■ Aim of the exercise ■
Find and return every line of the data that contains the word "bounds".
Supplied information: Begin
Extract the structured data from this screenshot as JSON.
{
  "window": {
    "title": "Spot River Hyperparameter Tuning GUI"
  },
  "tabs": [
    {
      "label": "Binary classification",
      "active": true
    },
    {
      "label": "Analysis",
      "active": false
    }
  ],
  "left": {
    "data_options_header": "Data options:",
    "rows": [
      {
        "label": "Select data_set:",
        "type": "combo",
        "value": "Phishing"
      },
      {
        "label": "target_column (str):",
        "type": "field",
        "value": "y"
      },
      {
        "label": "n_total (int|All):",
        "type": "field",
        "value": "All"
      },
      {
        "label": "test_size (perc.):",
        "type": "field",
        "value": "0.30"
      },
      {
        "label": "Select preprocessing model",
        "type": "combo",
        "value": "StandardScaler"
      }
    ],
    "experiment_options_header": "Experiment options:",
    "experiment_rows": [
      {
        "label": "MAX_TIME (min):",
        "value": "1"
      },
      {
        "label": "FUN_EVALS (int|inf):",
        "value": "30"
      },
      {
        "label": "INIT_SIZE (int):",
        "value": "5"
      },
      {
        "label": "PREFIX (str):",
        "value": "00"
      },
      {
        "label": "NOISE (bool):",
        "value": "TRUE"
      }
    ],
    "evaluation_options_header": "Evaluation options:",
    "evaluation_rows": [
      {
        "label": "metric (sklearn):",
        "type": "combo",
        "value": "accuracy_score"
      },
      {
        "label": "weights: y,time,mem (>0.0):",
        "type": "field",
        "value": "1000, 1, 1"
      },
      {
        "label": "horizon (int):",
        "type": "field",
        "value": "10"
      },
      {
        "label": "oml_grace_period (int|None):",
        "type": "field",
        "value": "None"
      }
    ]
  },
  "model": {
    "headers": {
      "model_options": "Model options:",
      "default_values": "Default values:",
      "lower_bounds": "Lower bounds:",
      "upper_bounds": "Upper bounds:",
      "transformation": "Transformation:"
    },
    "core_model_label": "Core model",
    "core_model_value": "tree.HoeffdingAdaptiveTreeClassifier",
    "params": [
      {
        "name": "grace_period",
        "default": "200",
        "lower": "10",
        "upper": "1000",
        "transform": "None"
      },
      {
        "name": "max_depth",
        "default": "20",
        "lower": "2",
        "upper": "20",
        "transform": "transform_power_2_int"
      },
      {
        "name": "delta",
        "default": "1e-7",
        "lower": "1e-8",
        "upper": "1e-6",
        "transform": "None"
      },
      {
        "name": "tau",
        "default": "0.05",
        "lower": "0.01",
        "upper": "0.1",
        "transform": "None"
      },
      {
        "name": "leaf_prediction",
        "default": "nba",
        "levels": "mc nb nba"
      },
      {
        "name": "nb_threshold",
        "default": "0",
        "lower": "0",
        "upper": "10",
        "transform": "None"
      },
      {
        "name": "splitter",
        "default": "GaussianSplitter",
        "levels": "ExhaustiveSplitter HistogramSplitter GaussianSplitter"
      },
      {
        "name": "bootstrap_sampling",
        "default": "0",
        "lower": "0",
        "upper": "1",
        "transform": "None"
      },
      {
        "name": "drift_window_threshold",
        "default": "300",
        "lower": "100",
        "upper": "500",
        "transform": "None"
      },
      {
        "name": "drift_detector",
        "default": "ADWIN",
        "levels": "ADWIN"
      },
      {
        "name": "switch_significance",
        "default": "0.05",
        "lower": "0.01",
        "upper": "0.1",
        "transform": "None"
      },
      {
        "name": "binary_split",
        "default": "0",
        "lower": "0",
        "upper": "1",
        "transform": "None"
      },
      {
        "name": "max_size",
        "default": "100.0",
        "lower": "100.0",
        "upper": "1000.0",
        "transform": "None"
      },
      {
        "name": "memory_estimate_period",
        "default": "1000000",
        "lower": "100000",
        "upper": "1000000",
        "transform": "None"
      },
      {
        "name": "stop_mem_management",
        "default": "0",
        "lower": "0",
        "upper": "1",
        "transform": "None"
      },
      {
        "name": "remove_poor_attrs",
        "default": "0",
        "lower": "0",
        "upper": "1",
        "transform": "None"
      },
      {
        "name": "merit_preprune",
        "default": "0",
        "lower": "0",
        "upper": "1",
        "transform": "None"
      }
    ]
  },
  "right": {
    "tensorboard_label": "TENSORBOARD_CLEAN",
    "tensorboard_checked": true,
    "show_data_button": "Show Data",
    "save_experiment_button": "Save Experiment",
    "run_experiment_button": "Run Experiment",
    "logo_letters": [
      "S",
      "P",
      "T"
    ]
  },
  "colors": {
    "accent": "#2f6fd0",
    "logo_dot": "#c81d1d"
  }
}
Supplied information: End
■ Output for this exercise ■
      "lower_bounds": "Lower bounds:",
      "upper_bounds": "Upper bounds:",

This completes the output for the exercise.